My Genealogy Hound

Below is a family biography included in the book, Portrait and Biographical Record of Johnson and Pettis County Missouri published by Chapman Publishing Company in 1895.  These biographies are valuable for genealogy research in discovering missing ancestors or filling in the details of a family tree. Family biographies often include far more information than can be found in a census record or obituary.  Details will vary with each biography but will often include the date and place of birth, parent names including mothers' maiden name, name of wife including maiden name, her parents' names, name of children (including spouses if married), former places of residence, occupation details, military service, church and social organization affiliations, and more.  There are often ancestry details included that cannot be found in any other type of genealogical record.

* * * *

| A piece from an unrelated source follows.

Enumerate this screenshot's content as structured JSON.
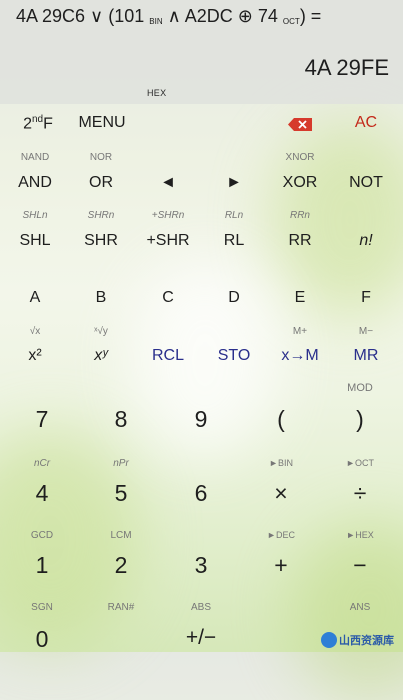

THOMAS C. CARTER, one of the enterprising and wide-awake business men of Holden, was born in Bradley County, Tenn., January 11, 1859, and is a son of George W. and Rebecca (Wise) Carter. His mother died when our subject was but three years old, and a year later his father, who was serving as a soldier in the Union army, was killed at the battle of Chickamauga. Thus at the tender age of four years he was left an orphan and was bound out to W. C. Johnson, a farmer of east Tennessee, with whom he lived until he was about sixteen years old. He then left his employer and took the train for Kansas City, but running out of funds was obliged to stop at Holden, Mo. He arrived at this place in 1875 and in order to earn his living began sawing wood, but after being thus employed for a week, was hired by S. J. Sullivan, of Holden, to drive a wagon used in putting up lightning-rods. For the first month he received only $12, then his wages were raised to $15, the following month to $20, and at the end of the third month he was offered $25, for which salary he worked for six months. For a year and a-half he then received $50 per month, at the end of which time he was offered $100, but instead of accepting formed a partnership with his employer. This connection continued for about a year, when our subject sold out.

Mr. Carter then joined Jacob Bosky in business, buying and selling horses and mules. They bought a lot of horses which they took to Emporia, Kan., but lost everything they had and our subject found himself penniless. On meeting his former employer, S. J. Sullivan, that gentleman paid his way back to Holden, being glad to receive him again in his service. He then began work for $75 a month, continuing thus employed from January until April. He then concluded to start in business for himself, but not having sufficient funds he applied to William Steele, President of the Farmers’ and Commercial Bank of Holden, who furnished the money to buy a team and wagon, taking only Mr. Carter’s personal obligation for the same. There was an attempt made to prevent his getting rods shipped him by sending word to the wholesale men that he had no money. On the firm writing him, he took the letter to Mr. Steele, who wrote the wholesale house to ship the rods to any points that our subject desired, and draw on the bank of which he was President for the money. He then started out and ever since has conducted a successful and lucrative business. When his benefactor later needed his assistance, Mr. Carter came to his rescue, furnishing him with $400 to start again in life, and he later became worth $75,000. Our subject had also gone his security and was obliged to pay $3,000.

On the 25th of December, 1880, Mr. Carter was united in marriage with Miss Lizzie C. Rudolph, of Holden. She was born in Milton County, Mo., and is a daughter of Charles William and Minnie (Fricke) Rudolph. To our worthy subject and his wife have been born three children, Minnie Belle, John Doran and Clarence Rudolph. The parents hold membership with the Baptist Church, and take an active part in the work of the same.

Besides his well established business in Holden, Mr. Carter owns a pleasant residence at the corner of Pine and Third Streets, and two hundred and forty acres of land in Bates County, Mo., which is well improved and highly cultivated. He is also a stockholder in the Farmers’ and Commercial Bank of Holden. Though starting out in business life on debt, he accumulated enough for the purchase of his land, and has become a well-to-do citizen. All his business is transacted in a straightforward and honorable manner, and his patrons are numbered among his warmest friends. He is well liked by all with whom he comes in contact, and is held in the highest regard throughout Johnson County. In political sentiment he is a Democrat, and cast his first Presidential ballot for Grover Cleveland in 1884. He is a member of the Independent Order of Odd Fellows, and has filled the various offices in the same. He also belongs to the Encampment. He has never been an office-seeker, but served for two years as Deputy-Sheriff under H. H. Russell.

* * * *

This family biography is one of the numerous biographies included in the Johnson County, Missouri portion of the book,  Portrait and Biographical Record of Johnson and Pettis County Missouri published in 1895 by Chapman Publishing Co.  For the complete description, click here: Johnson County, Missouri History, Genealogy, and Maps

View additional Johnson County, Missouri family biographies here: Johnson County, Missouri Biographies

View a map of 1904 Johnson County, Missouri here: Johnson County, Missouri Map

Use the links at the top right of this page to search or browse thousands of other family biographies.